WORK REQUIRED »
From the material below, return every line that includes "title".

───── EXTRACTED DATA ─────

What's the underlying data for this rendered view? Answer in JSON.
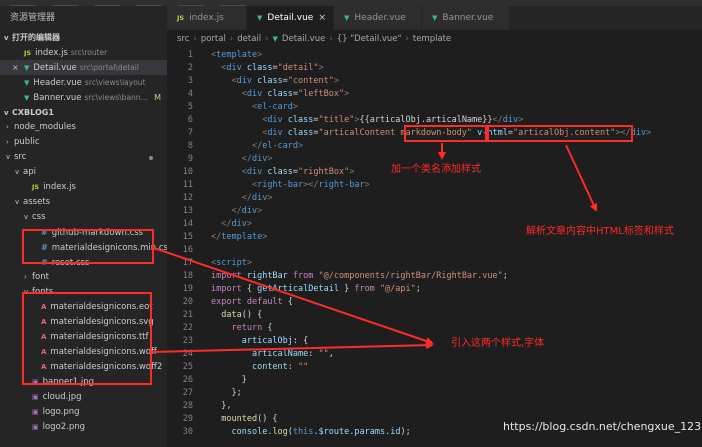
{
  "sidebar": {
    "title": "资源管理器",
    "open_editors_header": "打开的编辑器",
    "open_editors": [
      {
        "icon": "js",
        "name": "index.js",
        "path": "src\\router",
        "active": false,
        "close": false
      },
      {
        "icon": "vue",
        "name": "Detail.vue",
        "path": "src\\portal\\detail",
        "active": true,
        "close": true
      },
      {
        "icon": "vue",
        "name": "Header.vue",
        "path": "src\\views\\layout",
        "active": false,
        "close": false
      },
      {
        "icon": "vue",
        "name": "Banner.vue",
        "path": "src\\views\\bann...",
        "active": false,
        "close": false,
        "badge": "M"
      }
    ],
    "project_header": "CXBLOG1",
    "tree": [
      {
        "depth": 0,
        "chevron": ">",
        "icon": "",
        "name": "node_modules"
      },
      {
        "depth": 0,
        "chevron": ">",
        "icon": "",
        "name": "public"
      },
      {
        "depth": 0,
        "chevron": "v",
        "icon": "",
        "name": "src",
        "dot": true
      },
      {
        "depth": 1,
        "chevron": "v",
        "icon": "",
        "name": "api"
      },
      {
        "depth": 2,
        "chevron": "",
        "icon": "js",
        "name": "index.js"
      },
      {
        "depth": 1,
        "chevron": "v",
        "icon": "",
        "name": "assets"
      },
      {
        "depth": 2,
        "chevron": "v",
        "icon": "",
        "name": "css"
      },
      {
        "depth": 3,
        "chevron": "",
        "icon": "css",
        "name": "github-markdown.css"
      },
      {
        "depth": 3,
        "chevron": "",
        "icon": "css",
        "name": "materialdesignicons.min.css"
      },
      {
        "depth": 3,
        "chevron": "",
        "icon": "css",
        "name": "reset.css"
      },
      {
        "depth": 2,
        "chevron": ">",
        "icon": "",
        "name": "font"
      },
      {
        "depth": 2,
        "chevron": "v",
        "icon": "",
        "name": "fonts"
      },
      {
        "depth": 3,
        "chevron": "",
        "icon": "font",
        "name": "materialdesignicons.eot"
      },
      {
        "depth": 3,
        "chevron": "",
        "icon": "font",
        "name": "materialdesignicons.svg"
      },
      {
        "depth": 3,
        "chevron": "",
        "icon": "font",
        "name": "materialdesignicons.ttf"
      },
      {
        "depth": 3,
        "chevron": "",
        "icon": "font",
        "name": "materialdesignicons.woff"
      },
      {
        "depth": 3,
        "chevron": "",
        "icon": "font",
        "name": "materialdesignicons.woff2"
      },
      {
        "depth": 2,
        "chevron": "",
        "icon": "img",
        "name": "banner1.jpg"
      },
      {
        "depth": 2,
        "chevron": "",
        "icon": "img",
        "name": "cloud.jpg"
      },
      {
        "depth": 2,
        "chevron": "",
        "icon": "img",
        "name": "logo.png"
      },
      {
        "depth": 2,
        "chevron": "",
        "icon": "img",
        "name": "logo2.png"
      }
    ]
  },
  "tabs": [
    {
      "icon": "js",
      "label": "index.js",
      "active": false
    },
    {
      "icon": "vue",
      "label": "Detail.vue",
      "active": true
    },
    {
      "icon": "vue",
      "label": "Header.vue",
      "active": false
    },
    {
      "icon": "vue",
      "label": "Banner.vue",
      "active": false
    }
  ],
  "breadcrumb": [
    "src",
    "portal",
    "detail",
    "Detail.vue",
    "{} \"Detail.vue\"",
    "template"
  ],
  "code_lines": [
    {
      "n": "1",
      "html": "<span class=\"p\">&lt;</span><span class=\"t\">template</span><span class=\"p\">&gt;</span>"
    },
    {
      "n": "2",
      "html": "  <span class=\"p\">&lt;</span><span class=\"t\">div</span> <span class=\"a\">class</span>=<span class=\"s\">\"detail\"</span><span class=\"p\">&gt;</span>"
    },
    {
      "n": "3",
      "html": "    <span class=\"p\">&lt;</span><span class=\"t\">div</span> <span class=\"a\">class</span>=<span class=\"s\">\"content\"</span><span class=\"p\">&gt;</span>"
    },
    {
      "n": "4",
      "html": "      <span class=\"p\">&lt;</span><span class=\"t\">div</span> <span class=\"a\">class</span>=<span class=\"s\">\"leftBox\"</span><span class=\"p\">&gt;</span>"
    },
    {
      "n": "5",
      "html": "        <span class=\"p\">&lt;</span><span class=\"t\">el-card</span><span class=\"p\">&gt;</span>"
    },
    {
      "n": "6",
      "html": "          <span class=\"p\">&lt;</span><span class=\"t\">div</span> <span class=\"a\">class</span>=<span class=\"s\">\"title\"</span><span class=\"p\">&gt;</span>{{articalObj.articalName}}<span class=\"p\">&lt;/</span><span class=\"t\">div</span><span class=\"p\">&gt;</span>"
    },
    {
      "n": "7",
      "html": "          <span class=\"p\">&lt;</span><span class=\"t\">div</span> <span class=\"a\">class</span>=<span class=\"s\">\"articalContent markdown-body\"</span> <span class=\"a\">v-html</span>=<span class=\"s\">\"articalObj.content\"</span><span class=\"p\">&gt;&lt;/</span><span class=\"t\">div</span><span class=\"p\">&gt;</span>"
    },
    {
      "n": "8",
      "html": "        <span class=\"p\">&lt;/</span><span class=\"t\">el-card</span><span class=\"p\">&gt;</span>"
    },
    {
      "n": "9",
      "html": "      <span class=\"p\">&lt;/</span><span class=\"t\">div</span><span class=\"p\">&gt;</span>"
    },
    {
      "n": "10",
      "html": "      <span class=\"p\">&lt;</span><span class=\"t\">div</span> <span class=\"a\">class</span>=<span class=\"s\">\"rightBox\"</span><span class=\"p\">&gt;</span>"
    },
    {
      "n": "11",
      "html": "        <span class=\"p\">&lt;</span><span class=\"t\">right-bar</span><span class=\"p\">&gt;&lt;/</span><span class=\"t\">right-bar</span><span class=\"p\">&gt;</span>"
    },
    {
      "n": "12",
      "html": "      <span class=\"p\">&lt;/</span><span class=\"t\">div</span><span class=\"p\">&gt;</span>"
    },
    {
      "n": "13",
      "html": "    <span class=\"p\">&lt;/</span><span class=\"t\">div</span><span class=\"p\">&gt;</span>"
    },
    {
      "n": "14",
      "html": "  <span class=\"p\">&lt;/</span><span class=\"t\">div</span><span class=\"p\">&gt;</span>"
    },
    {
      "n": "15",
      "html": "<span class=\"p\">&lt;/</span><span class=\"t\">template</span><span class=\"p\">&gt;</span>"
    },
    {
      "n": "16",
      "html": ""
    },
    {
      "n": "17",
      "html": "<span class=\"p\">&lt;</span><span class=\"t\">script</span><span class=\"p\">&gt;</span>"
    },
    {
      "n": "18",
      "html": "<span class=\"k\">import</span> <span class=\"v\">rightBar</span> <span class=\"k\">from</span> <span class=\"s\">\"@/components/rightBar/RightBar.vue\"</span>;"
    },
    {
      "n": "19",
      "html": "<span class=\"k\">import</span> { <span class=\"v\">getArticalDetail</span> } <span class=\"k\">from</span> <span class=\"s\">\"@/api\"</span>;"
    },
    {
      "n": "20",
      "html": "<span class=\"k\">export</span> <span class=\"k\">default</span> {"
    },
    {
      "n": "21",
      "html": "  <span class=\"f\">data</span>() {"
    },
    {
      "n": "22",
      "html": "    <span class=\"k\">return</span> {"
    },
    {
      "n": "23",
      "html": "      <span class=\"v\">articalObj</span>: {"
    },
    {
      "n": "24",
      "html": "        <span class=\"v\">articalName</span>: <span class=\"s\">\"\"</span>,"
    },
    {
      "n": "25",
      "html": "        <span class=\"v\">content</span>: <span class=\"s\">\"\"</span>"
    },
    {
      "n": "26",
      "html": "      }"
    },
    {
      "n": "27",
      "html": "    };"
    },
    {
      "n": "28",
      "html": "  },"
    },
    {
      "n": "29",
      "html": "  <span class=\"f\">mounted</span>() {"
    },
    {
      "n": "30",
      "html": "    <span class=\"v\">console</span>.<span class=\"f\">log</span>(<span class=\"t\">this</span>.<span class=\"v\">$route</span>.<span class=\"v\">params</span>.<span class=\"v\">id</span>);"
    }
  ],
  "annotations": {
    "add_class": "加一个类名添加样式",
    "parse_html": "解析文章内容中HTML标签和样式",
    "import_fonts": "引入这两个样式,字体"
  },
  "watermark": "https://blog.csdn.net/chengxue_123",
  "colors": {
    "annotation_red": "#ff2a2a",
    "editor_bg": "#1e1e1e",
    "sidebar_bg": "#252526"
  }
}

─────

RESPONSE TO THE TASK »
    "title": "资源管理器",
      "html": "          <span class=\"p\">&lt;</span><span class=\"t\">div</span> <span class=\"a\">class</span>=<span class=\"s\">\"title\"</span><span class=\"p\">&gt;</span>{{articalObj.articalName}}<span class=\"p\">&lt;/</span><span class=\"t\">div</span><span class=\"p\">&gt;</span>"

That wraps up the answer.